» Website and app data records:
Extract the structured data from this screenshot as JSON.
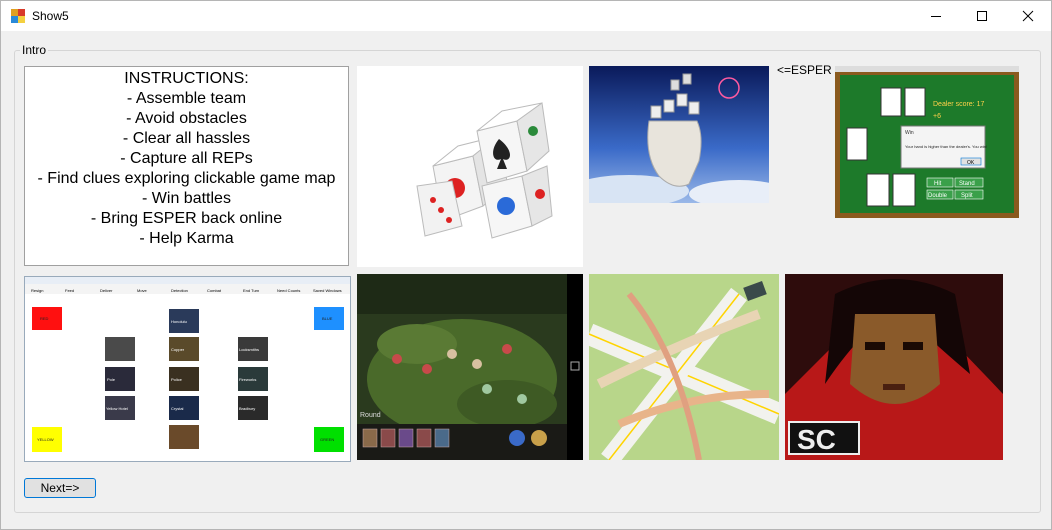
{
  "window": {
    "title": "Show5",
    "minimize_icon": "minimize-icon",
    "maximize_icon": "maximize-icon",
    "close_icon": "close-icon"
  },
  "group": {
    "label": "Intro"
  },
  "instructions": {
    "lines": [
      "INSTRUCTIONS:",
      "- Assemble team",
      "- Avoid obstacles",
      "- Clear all hassles",
      "- Capture all REPs",
      "- Find clues exploring clickable game map",
      "- Win battles",
      "- Bring ESPER back online",
      "- Help Karma"
    ]
  },
  "esper_label": "<=ESPER",
  "next_button": "Next=>",
  "pictures": {
    "blackjack": {
      "dealer_text": "Dealer score: 17",
      "player_text": "+6",
      "dialog_title": "Win",
      "dialog_msg": "Your hand is higher than the dealer's. You win!",
      "dialog_ok": "OK",
      "hit": "Hit",
      "stand": "Stand",
      "double": "Double",
      "split": "Split"
    },
    "map": {
      "menu": [
        "Resign",
        "Feed",
        "Deliver",
        "Move",
        "Detection",
        "Combat",
        "End Turn",
        "Need Counts",
        "Saved Windows"
      ],
      "corners": {
        "red": "RED",
        "blue": "BLUE",
        "yellow": "YELLOW",
        "green": "GREEN"
      },
      "tiles": [
        "Honolulu",
        "Copper",
        "Locksmiths",
        "Pole",
        "Police",
        "Fireworks",
        "Yellow Hotel",
        "Crystal",
        "Bradbury"
      ]
    },
    "game": {
      "status": "Round"
    },
    "portrait": {
      "tag": "SC"
    }
  },
  "colors": {
    "accent": "#0078d7",
    "felt": "#1d7a2a",
    "felt_border": "#8a5a1e"
  }
}
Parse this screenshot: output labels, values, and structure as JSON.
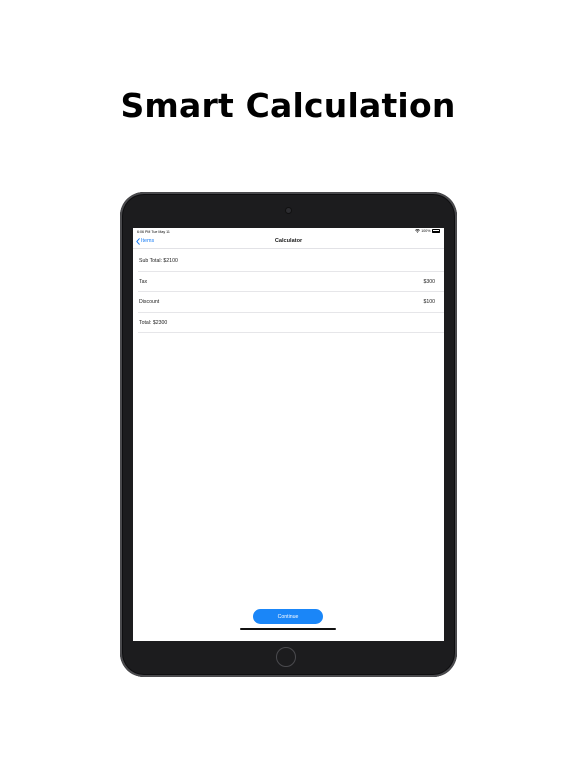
{
  "headline": "Smart Calculation",
  "status_bar": {
    "time_date": "6:06 PM   Tue May 11",
    "battery_percent": "100%"
  },
  "nav": {
    "back_label": "Items",
    "title": "Calculator"
  },
  "rows": [
    {
      "label": "Sub Total: $2100",
      "value": ""
    },
    {
      "label": "Tax",
      "value": "$300"
    },
    {
      "label": "Discount",
      "value": "$100"
    },
    {
      "label": "Total: $2300",
      "value": ""
    }
  ],
  "continue_label": "Continue",
  "colors": {
    "accent": "#1a86f8",
    "bezel": "#1c1c1e",
    "link": "#1a7ef5"
  },
  "icons": {
    "back": "chevron-left-icon",
    "wifi": "wifi-icon",
    "battery": "battery-icon"
  }
}
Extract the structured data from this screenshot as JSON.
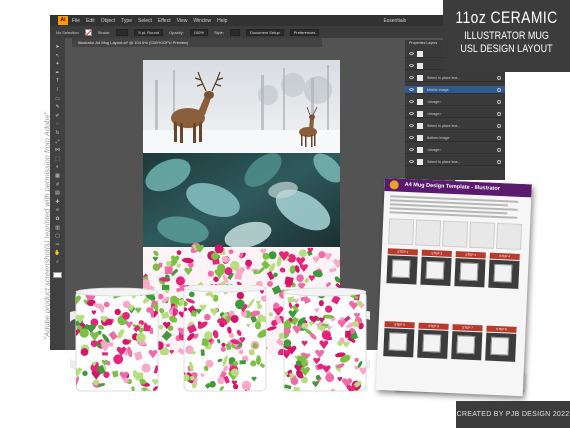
{
  "badge": {
    "line1": "11oz CERAMIC",
    "line2": "ILLUSTRATOR  MUG",
    "line3": "USL DESIGN LAYOUT"
  },
  "credit": "CREATED BY PJB DESIGN 2022",
  "side_note": "\"Adobe product screenshot(s) reprinted with permission from Adobe\"",
  "illustrator": {
    "app_logo": "Ai",
    "menu": [
      "File",
      "Edit",
      "Object",
      "Type",
      "Select",
      "Effect",
      "View",
      "Window",
      "Help"
    ],
    "workspace": "Essentials",
    "control_bar": {
      "selection": "No Selection",
      "stroke_label": "Stroke:",
      "stroke_style": "5 pt. Round",
      "opacity_label": "Opacity:",
      "opacity_value": "100%",
      "style_label": "Style:",
      "document_setup": "Document Setup",
      "preferences": "Preferences"
    },
    "doc_tab": "Illustrator A4 Mug Layout.ai* @ 104.5% (CMYK/GPU Preview)",
    "tools": [
      "arrow",
      "direct-select",
      "wand",
      "pen",
      "type",
      "line",
      "rect",
      "brush",
      "pencil",
      "eraser",
      "rotate",
      "scale",
      "width",
      "free-transform",
      "shape-builder",
      "perspective",
      "mesh",
      "gradient",
      "eyedropper",
      "blend",
      "symbol",
      "graph",
      "artboard",
      "slice",
      "hand",
      "zoom"
    ],
    "layers": {
      "tab": "Properties  Layers",
      "rows": [
        "",
        "",
        "Select to place ima...",
        "Middle Image",
        "<Image>",
        "<Image>",
        "Select to place ima...",
        "Bottom Image",
        "<Image>",
        "Select to place ima..."
      ]
    }
  },
  "template_sheet": {
    "title": "A4 Mug Design Template - Illustrator",
    "steps": [
      "STEP 1",
      "STEP 2",
      "STEP 3",
      "STEP 4",
      "STEP 5",
      "STEP 6",
      "STEP 7",
      "STEP 8"
    ]
  }
}
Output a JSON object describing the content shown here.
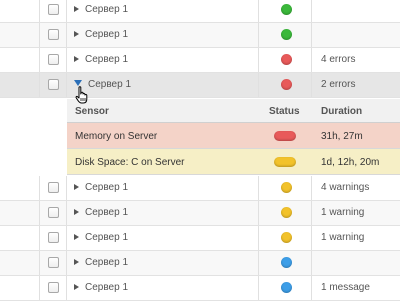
{
  "colors": {
    "green": "#3bb83b",
    "red": "#e85a5a",
    "yellow": "#f2c22b",
    "blue": "#3d9ee8",
    "alert_bg": "#f4d3c8",
    "warning_bg": "#f6efc6"
  },
  "servers_top": [
    {
      "name": "Сервер 1",
      "status": "green",
      "info": ""
    },
    {
      "name": "Сервер 1",
      "status": "green",
      "info": ""
    },
    {
      "name": "Сервер 1",
      "status": "red",
      "info": "4 errors"
    },
    {
      "name": "Сервер 1",
      "status": "red",
      "info": "2 errors"
    }
  ],
  "details": {
    "columns": {
      "sensor": "Sensor",
      "status": "Status",
      "duration": "Duration"
    },
    "rows": [
      {
        "sensor": "Memory on Server",
        "status": "red",
        "duration": "31h, 27m"
      },
      {
        "sensor": "Disk Space: C on Server",
        "status": "yellow",
        "duration": "1d, 12h, 20m"
      }
    ]
  },
  "servers_bottom": [
    {
      "name": "Сервер 1",
      "status": "yellow",
      "info": "4 warnings"
    },
    {
      "name": "Сервер 1",
      "status": "yellow",
      "info": "1 warning"
    },
    {
      "name": "Сервер 1",
      "status": "yellow",
      "info": "1 warning"
    },
    {
      "name": "Сервер 1",
      "status": "blue",
      "info": ""
    },
    {
      "name": "Сервер 1",
      "status": "blue",
      "info": "1 message"
    }
  ]
}
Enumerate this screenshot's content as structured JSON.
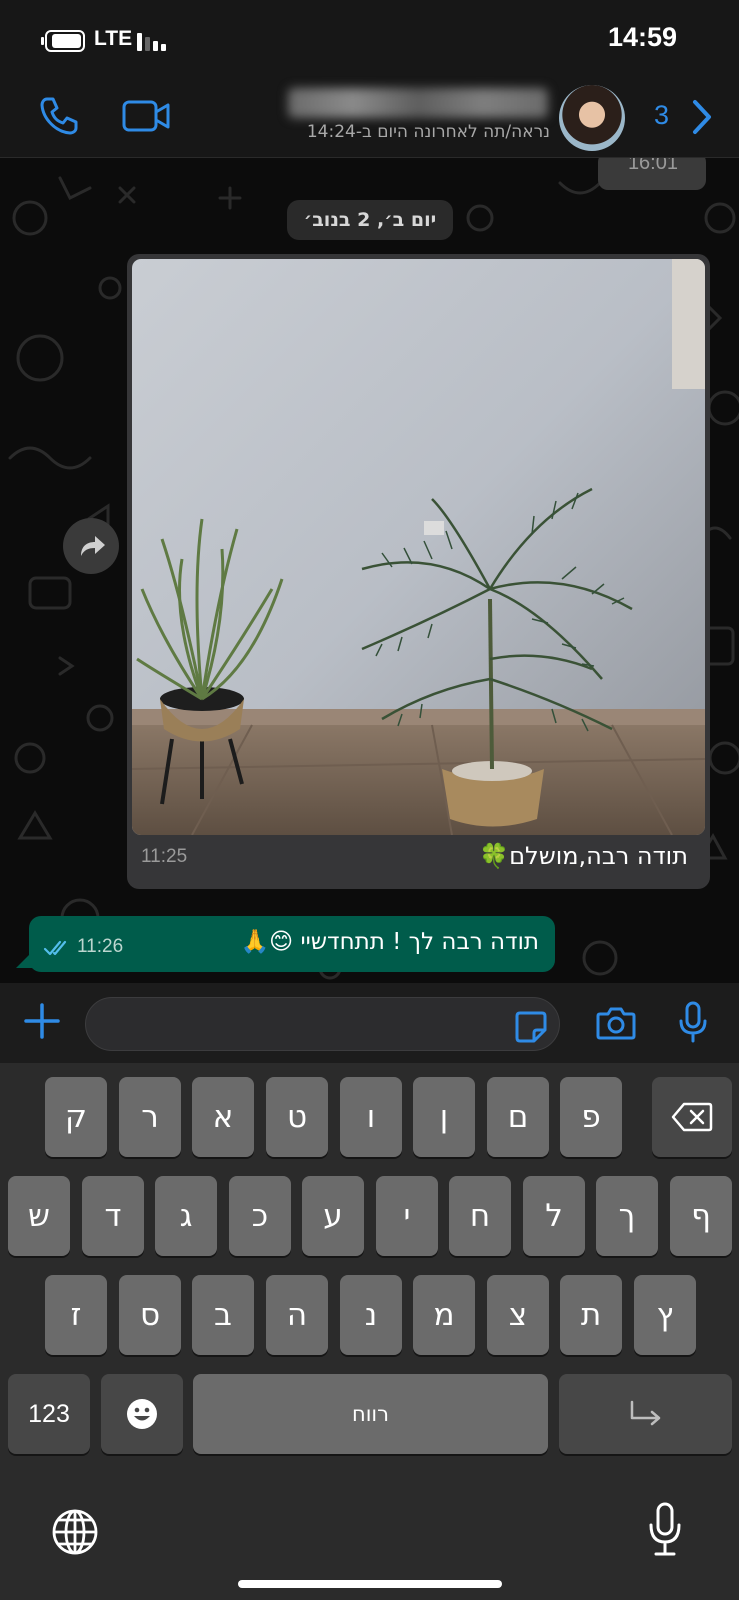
{
  "status_bar": {
    "network": "LTE",
    "time": "14:59"
  },
  "header": {
    "last_seen": "נראה/תה לאחרונה היום ב-14:24",
    "back_count": "3"
  },
  "chat": {
    "previous_time": "16:01",
    "date_label": "יום ב׳, 2 בנוב׳",
    "incoming": {
      "caption": "תודה רבה,מושלם🍀",
      "time": "11:25"
    },
    "outgoing": {
      "text": "תודה רבה לך ! תתחדשיי 😊🙏",
      "time": "11:26"
    }
  },
  "keyboard": {
    "row1": [
      "ק",
      "ר",
      "א",
      "ט",
      "ו",
      "ן",
      "ם",
      "פ"
    ],
    "row2": [
      "ש",
      "ד",
      "ג",
      "כ",
      "ע",
      "י",
      "ח",
      "ל",
      "ך",
      "ף"
    ],
    "row3": [
      "ז",
      "ס",
      "ב",
      "ה",
      "נ",
      "מ",
      "צ",
      "ת",
      "ץ"
    ],
    "numbers_key": "123",
    "space_label": "רווח"
  },
  "colors": {
    "accent": "#2f8be6",
    "outgoing_bubble": "#005c4b",
    "incoming_bubble": "#363638"
  }
}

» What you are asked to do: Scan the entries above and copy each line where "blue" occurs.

» Task output:
        "blue": "BLUE",
    "blue": "#3d9ee8",
      "status": "blue",
      "status": "blue",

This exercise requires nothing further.